A debate that pops up every so often in the office is whether minification is worth it when you have GZip available.

The short answer:
  • GZipping is always a good idea, and better than nothing. 
  • Minification is always a good idea, and better than nothing. 

To find this out I looked at JQuery 1.8.1 from the Google Hosted Libraries. The results:
TechniqueSize (kb)
Minified + GZipped33

So — you can reduce your JS (or JQuery, at least) size by three simply by GZipping. If for some absurd reason you can't GZip then you'd best at least minify, but you get the best performance by using both.

*I'm not immediately sure what tool was used for minification

Wednesday, July 25, 2012

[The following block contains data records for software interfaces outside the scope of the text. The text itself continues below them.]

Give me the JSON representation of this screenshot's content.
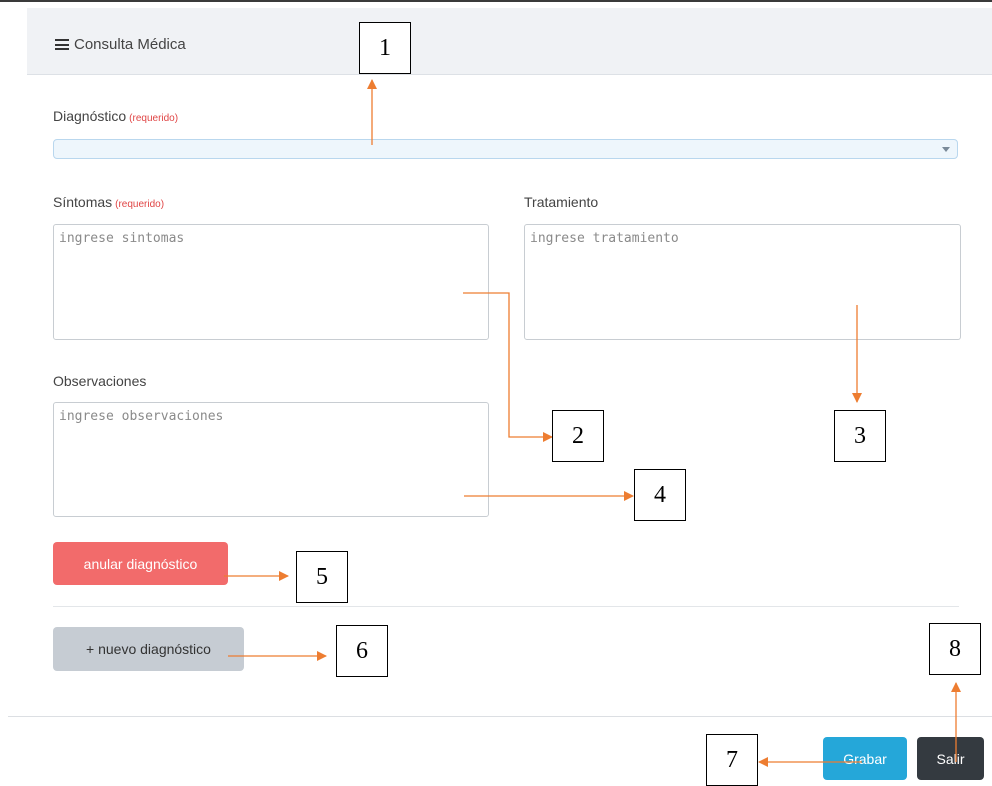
{
  "panel": {
    "title": "Consulta Médica"
  },
  "form": {
    "diagnostico": {
      "label": "Diagnóstico",
      "required_tag": "(requerido)",
      "value": ""
    },
    "sintomas": {
      "label": "Síntomas",
      "required_tag": "(requerido)",
      "placeholder": "ingrese sintomas"
    },
    "tratamiento": {
      "label": "Tratamiento",
      "placeholder": "ingrese tratamiento"
    },
    "observaciones": {
      "label": "Observaciones",
      "placeholder": "ingrese observaciones"
    }
  },
  "buttons": {
    "anular": "anular diagnóstico",
    "nuevo": "+ nuevo diagnóstico",
    "grabar": "Grabar",
    "salir": "Salir"
  },
  "callouts": [
    "1",
    "2",
    "3",
    "4",
    "5",
    "6",
    "7",
    "8"
  ],
  "colors": {
    "arrow": "#ed7d31",
    "anular": "#f26b6b",
    "grabar": "#25a7d9",
    "salir": "#343a40",
    "nuevo": "#c6ccd3"
  },
  "icons": {
    "panel_title": "menu-icon",
    "select": "chevron-down-icon"
  }
}
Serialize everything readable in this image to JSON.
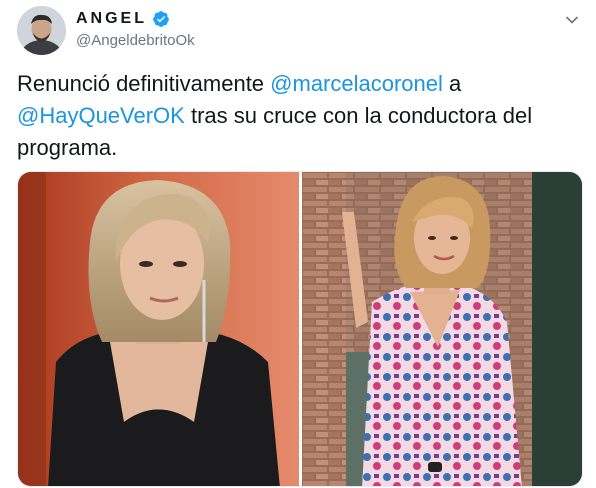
{
  "tweet": {
    "author": {
      "display_name": "ANGEL",
      "handle": "@AngeldebritoOk",
      "verified": true
    },
    "text": {
      "part1": "Renunció definitivamente ",
      "mention1": "@marcelacoronel",
      "part2": " a ",
      "mention2": "@HayQueVerOK",
      "part3": " tras su cruce con la conductora del programa."
    },
    "media_count": 2
  },
  "colors": {
    "link": "#1b95e0",
    "verified_badge": "#1da1f2",
    "secondary_text": "#657786"
  },
  "icons": {
    "verified": "verified-badge-icon",
    "caret": "chevron-down-icon"
  }
}
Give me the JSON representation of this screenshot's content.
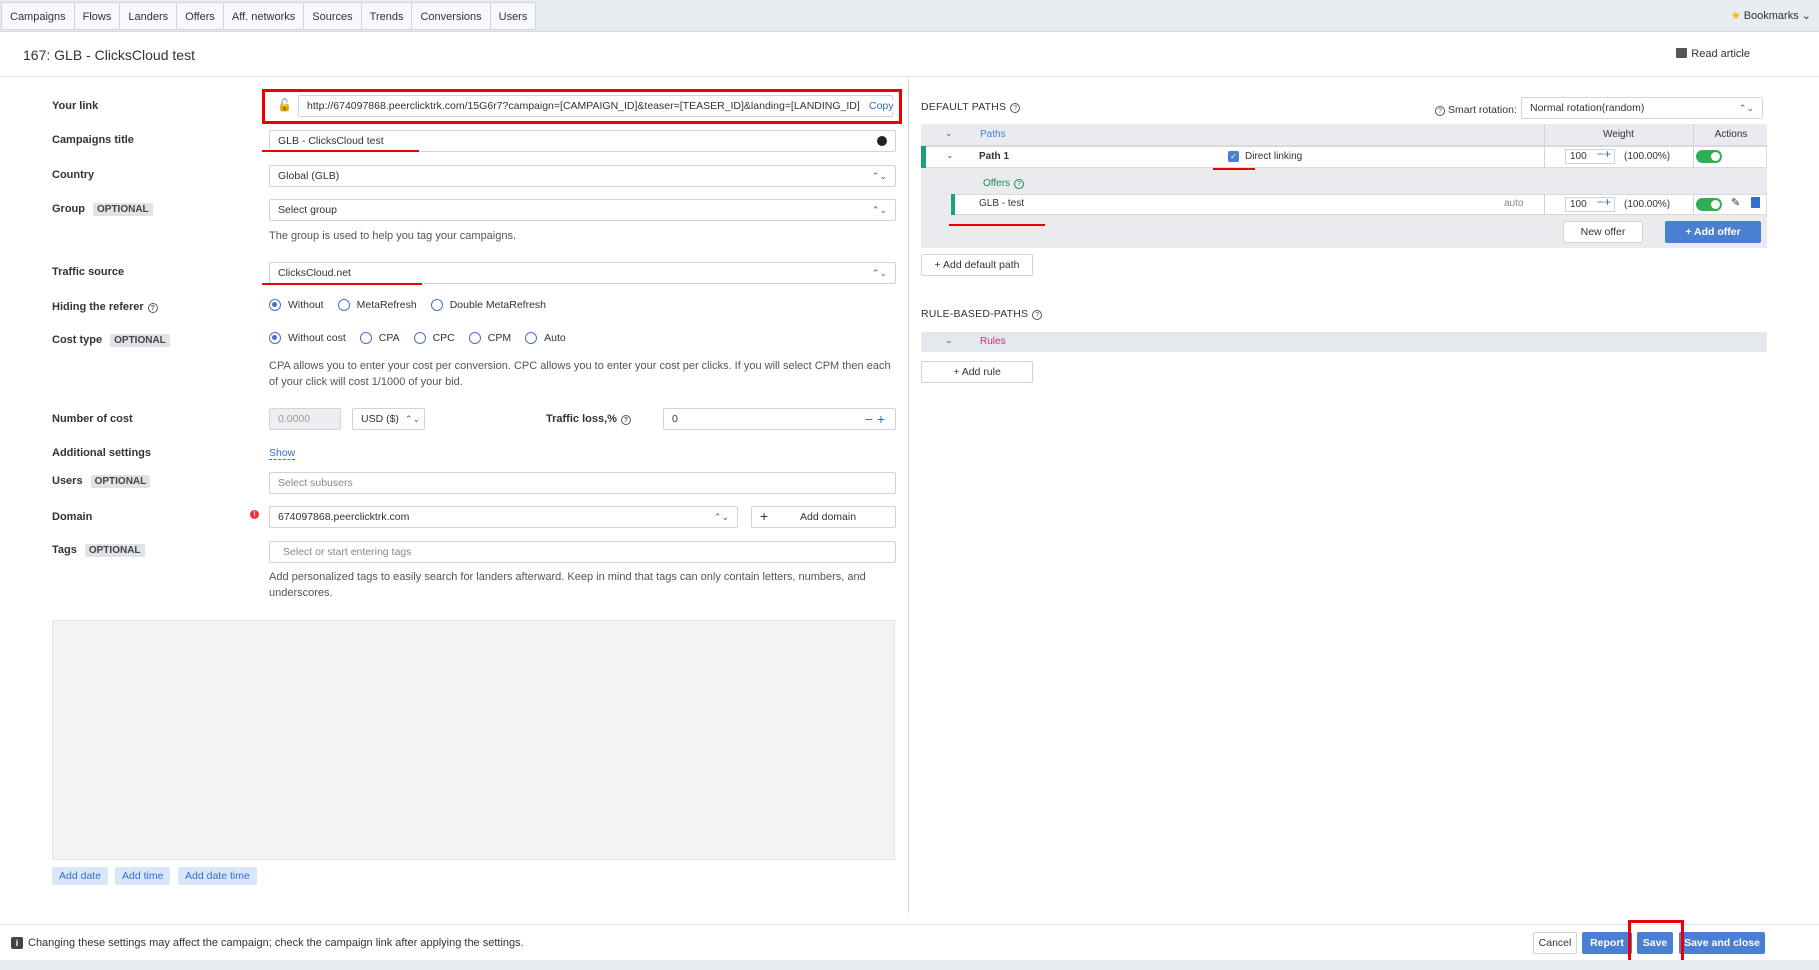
{
  "nav": {
    "tabs": [
      "Campaigns",
      "Flows",
      "Landers",
      "Offers",
      "Aff. networks",
      "Sources",
      "Trends",
      "Conversions",
      "Users"
    ],
    "bookmarks": "Bookmarks"
  },
  "header": {
    "title": "167: GLB - ClicksCloud test",
    "read_article": "Read article"
  },
  "form": {
    "your_link": {
      "label": "Your link",
      "value": "http://674097868.peerclicktrk.com/15G6r7?campaign=[CAMPAIGN_ID]&teaser=[TEASER_ID]&landing=[LANDING_ID]",
      "copy": "Copy"
    },
    "campaign_title": {
      "label": "Campaigns title",
      "value": "GLB - ClicksCloud test"
    },
    "country": {
      "label": "Country",
      "value": "Global (GLB)"
    },
    "group": {
      "label": "Group",
      "optional": "OPTIONAL",
      "placeholder": "Select group",
      "hint": "The group is used to help you tag your campaigns."
    },
    "traffic_source": {
      "label": "Traffic source",
      "value": "ClicksCloud.net"
    },
    "hiding_referer": {
      "label": "Hiding the referer",
      "options": [
        "Without",
        "MetaRefresh",
        "Double MetaRefresh"
      ],
      "selected": "Without"
    },
    "cost_type": {
      "label": "Cost type",
      "optional": "OPTIONAL",
      "options": [
        "Without cost",
        "CPA",
        "CPC",
        "CPM",
        "Auto"
      ],
      "selected": "Without cost",
      "hint_line1": "CPA allows you to enter your cost per conversion. CPC allows you to enter your cost per clicks. If you will select CPM then each",
      "hint_line2": "of your click will cost 1/1000 of your bid."
    },
    "number_of_cost": {
      "label": "Number of cost",
      "placeholder": "0.0000",
      "currency": "USD ($)"
    },
    "traffic_loss": {
      "label": "Traffic loss,%",
      "value": "0"
    },
    "additional_settings": {
      "label": "Additional settings",
      "link": "Show"
    },
    "users": {
      "label": "Users",
      "optional": "OPTIONAL",
      "placeholder": "Select subusers"
    },
    "domain": {
      "label": "Domain",
      "value": "674097868.peerclicktrk.com",
      "add_domain": "Add domain"
    },
    "tags": {
      "label": "Tags",
      "optional": "OPTIONAL",
      "placeholder": "Select or start entering tags",
      "hint_line1": "Add personalized tags to easily search for landers afterward. Keep in mind that tags can only contain letters, numbers, and",
      "hint_line2": "underscores."
    },
    "chips": [
      "Add date",
      "Add time",
      "Add date time"
    ]
  },
  "paths": {
    "default_title": "DEFAULT PATHS",
    "smart_rotation_label": "Smart rotation:",
    "smart_rotation_value": "Normal rotation(random)",
    "col_paths": "Paths",
    "col_weight": "Weight",
    "col_actions": "Actions",
    "path1": {
      "name": "Path 1",
      "direct_linking": "Direct linking",
      "weight": "100",
      "pct": "(100.00%)"
    },
    "offers_label": "Offers",
    "offer1": {
      "name": "GLB - test",
      "mode": "auto",
      "weight": "100",
      "pct": "(100.00%)"
    },
    "new_offer": "New offer",
    "add_offer": "Add offer",
    "add_default_path": "Add default path",
    "rule_title": "RULE-BASED-PATHS",
    "rules": "Rules",
    "add_rule": "Add rule"
  },
  "footer": {
    "message": "Changing these settings may affect the campaign; check the campaign link after applying the settings.",
    "cancel": "Cancel",
    "report": "Report",
    "save": "Save",
    "save_close": "Save and close"
  },
  "colors": {
    "accent": "#4a7fd4",
    "annotation_red": "#e00000",
    "toggle_green": "#2fae54",
    "path_marker": "#1aa37a"
  }
}
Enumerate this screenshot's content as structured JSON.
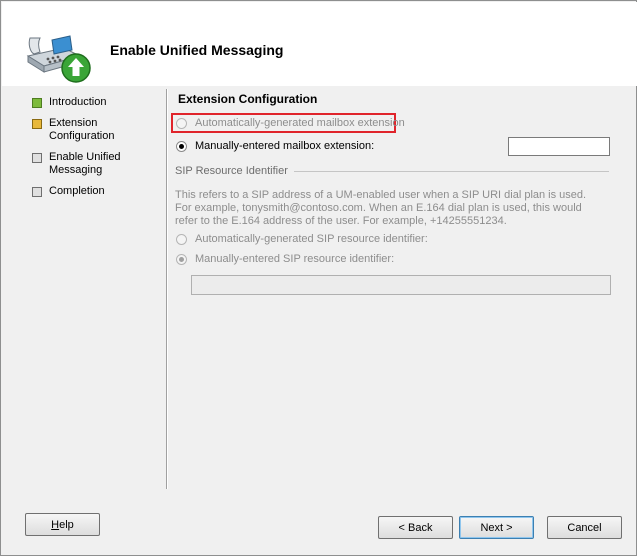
{
  "header": {
    "title": "Enable Unified Messaging",
    "icon": "phone-with-green-arrow-icon"
  },
  "steps": [
    {
      "label": "Introduction",
      "status": "done"
    },
    {
      "label": "Extension Configuration",
      "status": "current"
    },
    {
      "label": "Enable Unified Messaging",
      "status": "pending"
    },
    {
      "label": "Completion",
      "status": "pending"
    }
  ],
  "content": {
    "section_title": "Extension Configuration",
    "auto_extension_label": "Automatically-generated mailbox extension",
    "manual_extension_label": "Manually-entered mailbox extension:",
    "manual_extension_value": "",
    "sip_group_label": "SIP Resource Identifier",
    "sip_description": "This refers to a SIP address of a UM-enabled user when a SIP URI dial plan is used. For example, tonysmith@contoso.com. When an E.164 dial plan is used, this would refer to the E.164 address of the user. For example, +14255551234.",
    "auto_sip_label": "Automatically-generated SIP resource identifier:",
    "manual_sip_label": "Manually-entered SIP resource identifier:",
    "manual_sip_value": ""
  },
  "buttons": {
    "help": "Help",
    "back": "< Back",
    "next": "Next >",
    "cancel": "Cancel"
  },
  "colors": {
    "highlight": "#e0242b",
    "step_done": "#7dbb3c",
    "step_current": "#e8b83a"
  }
}
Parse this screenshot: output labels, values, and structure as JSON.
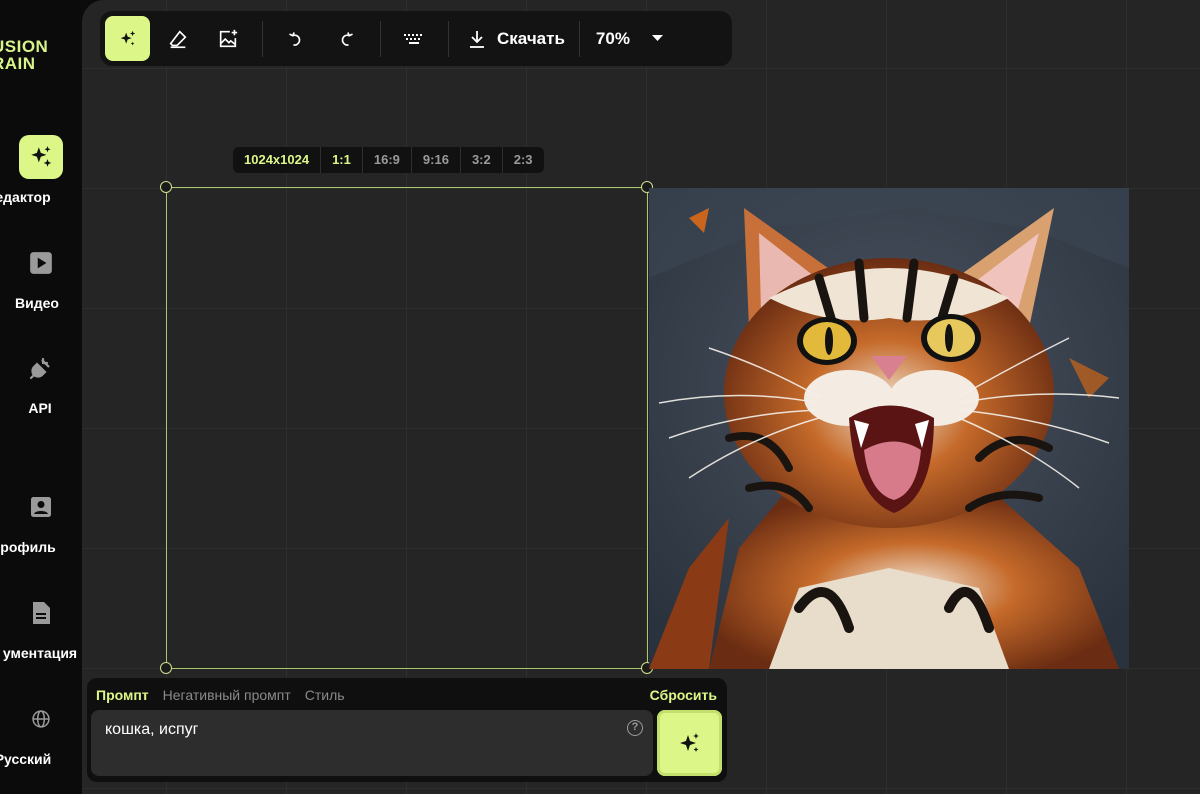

How much space does a Java object use?

A colleague mentioned in passing today that Java takes 128 bits to represent a 32bit integer. I couldn't believe him -- I had expected some overhead, but a ratio of 4:1? Really?

He turned out to be right. On a 32bit JVM you need 128 bits for an integer, and for a 64bit machine, you need 224 because the class pointers double in size. Ulp.

The increase in class pointer size means that code running in a 64bit JVM generally needs 70% more memory than its 32bit counterpart. There's a switch you can use on Oracle and IBM JVMs to use compressed pointers (-XX:+UseCompressedOops). I haven't found if there are any side effects to using this.

Find all this information on From Java code to Java heap: Understanding and optimizing your application's memory usage.

Thursday, May 3, 2012

Deny IFrames with X-Frame-Options

While researching an issue in which I was trying to prevent our login page from being displayed inside an iframe, I found a great StackOverflow question. The first answer was interesting, but the second was awesome!

Turns out you can prevent anybody using a modern browser from seeing your page in an iframe by using the X-Frame-Options header. Eric Lawrence details the various options here; for us the perfect version would be X-Frame-Options:SAMEORIGIN.

I still needed the frame-busting JavaScript for our issue (the login page was showing on a session timeout) but this header is my new best friend.